> _Activity_
Looking through the entries, count each line where the string "this" occurs, and write only the total.

> _Available records_
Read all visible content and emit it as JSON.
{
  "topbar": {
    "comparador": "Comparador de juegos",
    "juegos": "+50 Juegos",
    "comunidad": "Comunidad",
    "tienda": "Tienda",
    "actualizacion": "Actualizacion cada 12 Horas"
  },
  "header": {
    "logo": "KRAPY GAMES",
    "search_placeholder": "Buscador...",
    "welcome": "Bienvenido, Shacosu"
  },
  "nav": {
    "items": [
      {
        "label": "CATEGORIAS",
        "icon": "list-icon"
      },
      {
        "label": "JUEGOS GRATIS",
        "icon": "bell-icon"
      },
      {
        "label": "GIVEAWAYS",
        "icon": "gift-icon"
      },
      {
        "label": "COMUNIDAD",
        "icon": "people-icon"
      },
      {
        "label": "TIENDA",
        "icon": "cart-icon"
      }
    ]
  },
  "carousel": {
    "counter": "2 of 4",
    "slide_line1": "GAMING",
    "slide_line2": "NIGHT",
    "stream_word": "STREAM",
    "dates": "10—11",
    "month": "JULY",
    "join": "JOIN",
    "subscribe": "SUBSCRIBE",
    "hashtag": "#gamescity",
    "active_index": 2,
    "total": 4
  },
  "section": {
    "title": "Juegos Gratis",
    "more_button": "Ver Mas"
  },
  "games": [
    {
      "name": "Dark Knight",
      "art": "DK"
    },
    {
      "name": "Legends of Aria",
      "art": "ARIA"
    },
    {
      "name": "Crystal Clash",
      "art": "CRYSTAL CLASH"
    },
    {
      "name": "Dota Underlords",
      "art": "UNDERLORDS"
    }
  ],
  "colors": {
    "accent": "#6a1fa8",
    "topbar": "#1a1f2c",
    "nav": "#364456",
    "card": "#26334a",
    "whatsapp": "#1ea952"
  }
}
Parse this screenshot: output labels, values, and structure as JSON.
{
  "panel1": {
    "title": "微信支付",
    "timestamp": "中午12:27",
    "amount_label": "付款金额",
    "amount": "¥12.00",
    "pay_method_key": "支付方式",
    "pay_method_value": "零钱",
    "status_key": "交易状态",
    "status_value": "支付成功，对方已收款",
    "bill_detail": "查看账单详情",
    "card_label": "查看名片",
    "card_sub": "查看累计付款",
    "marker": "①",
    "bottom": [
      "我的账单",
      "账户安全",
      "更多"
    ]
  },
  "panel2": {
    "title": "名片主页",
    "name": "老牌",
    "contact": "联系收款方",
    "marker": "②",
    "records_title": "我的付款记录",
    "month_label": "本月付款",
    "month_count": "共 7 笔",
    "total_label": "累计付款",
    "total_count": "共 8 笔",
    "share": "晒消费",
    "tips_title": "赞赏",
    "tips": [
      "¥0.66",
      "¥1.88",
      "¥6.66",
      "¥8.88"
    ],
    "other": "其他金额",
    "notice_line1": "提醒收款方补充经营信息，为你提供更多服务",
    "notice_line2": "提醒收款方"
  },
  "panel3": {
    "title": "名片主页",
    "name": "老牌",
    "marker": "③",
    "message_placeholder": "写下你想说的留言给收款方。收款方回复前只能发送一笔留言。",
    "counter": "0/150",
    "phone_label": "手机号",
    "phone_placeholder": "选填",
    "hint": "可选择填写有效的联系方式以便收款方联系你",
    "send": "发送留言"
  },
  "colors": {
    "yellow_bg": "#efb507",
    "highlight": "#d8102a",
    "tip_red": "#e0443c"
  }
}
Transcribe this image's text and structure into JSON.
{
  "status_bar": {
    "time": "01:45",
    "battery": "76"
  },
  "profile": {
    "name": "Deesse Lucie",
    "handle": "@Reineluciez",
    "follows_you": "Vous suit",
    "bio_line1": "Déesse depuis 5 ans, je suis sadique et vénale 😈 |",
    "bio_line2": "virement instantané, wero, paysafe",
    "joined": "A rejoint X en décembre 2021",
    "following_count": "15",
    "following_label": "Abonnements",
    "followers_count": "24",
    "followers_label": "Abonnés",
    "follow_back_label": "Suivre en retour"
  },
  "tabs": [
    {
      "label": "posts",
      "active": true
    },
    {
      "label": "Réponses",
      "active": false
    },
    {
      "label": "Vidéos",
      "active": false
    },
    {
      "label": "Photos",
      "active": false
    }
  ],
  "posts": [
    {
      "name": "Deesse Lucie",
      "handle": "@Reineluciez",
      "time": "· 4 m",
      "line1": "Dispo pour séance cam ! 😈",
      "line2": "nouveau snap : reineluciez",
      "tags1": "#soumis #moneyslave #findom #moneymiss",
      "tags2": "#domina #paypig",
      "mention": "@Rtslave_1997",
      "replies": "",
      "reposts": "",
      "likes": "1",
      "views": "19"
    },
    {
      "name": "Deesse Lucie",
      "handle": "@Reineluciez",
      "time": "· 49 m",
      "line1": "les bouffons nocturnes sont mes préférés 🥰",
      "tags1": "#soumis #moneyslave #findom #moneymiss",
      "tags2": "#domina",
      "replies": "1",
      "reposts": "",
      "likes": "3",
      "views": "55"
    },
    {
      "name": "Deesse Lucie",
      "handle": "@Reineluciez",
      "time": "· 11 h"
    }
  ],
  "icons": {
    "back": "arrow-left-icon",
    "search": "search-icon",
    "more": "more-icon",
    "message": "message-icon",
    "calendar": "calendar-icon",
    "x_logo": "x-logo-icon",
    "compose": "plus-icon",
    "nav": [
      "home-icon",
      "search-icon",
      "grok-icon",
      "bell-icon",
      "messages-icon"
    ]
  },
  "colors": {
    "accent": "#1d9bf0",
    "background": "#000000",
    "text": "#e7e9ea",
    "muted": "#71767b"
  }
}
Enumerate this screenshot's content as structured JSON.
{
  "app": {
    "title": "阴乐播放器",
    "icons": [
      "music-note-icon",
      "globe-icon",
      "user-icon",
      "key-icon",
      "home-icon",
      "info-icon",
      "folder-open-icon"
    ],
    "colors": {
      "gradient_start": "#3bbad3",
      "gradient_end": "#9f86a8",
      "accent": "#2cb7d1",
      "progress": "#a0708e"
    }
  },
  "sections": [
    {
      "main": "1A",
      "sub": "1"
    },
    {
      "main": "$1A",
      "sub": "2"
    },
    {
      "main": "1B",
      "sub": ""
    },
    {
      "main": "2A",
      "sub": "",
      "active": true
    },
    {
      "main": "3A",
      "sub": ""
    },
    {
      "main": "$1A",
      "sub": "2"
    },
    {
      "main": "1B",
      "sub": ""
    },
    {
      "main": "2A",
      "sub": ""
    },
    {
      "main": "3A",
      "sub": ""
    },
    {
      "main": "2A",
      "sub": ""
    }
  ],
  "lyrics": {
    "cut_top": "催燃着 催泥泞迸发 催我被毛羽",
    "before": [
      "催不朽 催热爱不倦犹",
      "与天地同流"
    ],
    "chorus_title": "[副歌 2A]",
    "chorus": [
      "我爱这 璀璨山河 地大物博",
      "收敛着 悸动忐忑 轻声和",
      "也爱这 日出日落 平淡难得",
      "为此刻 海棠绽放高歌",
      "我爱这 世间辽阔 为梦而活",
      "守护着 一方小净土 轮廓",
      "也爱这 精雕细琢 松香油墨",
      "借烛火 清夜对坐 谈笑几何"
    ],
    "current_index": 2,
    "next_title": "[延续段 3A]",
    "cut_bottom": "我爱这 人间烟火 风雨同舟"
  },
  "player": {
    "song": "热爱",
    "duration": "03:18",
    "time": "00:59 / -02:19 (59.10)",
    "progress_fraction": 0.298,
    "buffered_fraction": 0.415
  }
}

> _Result_
3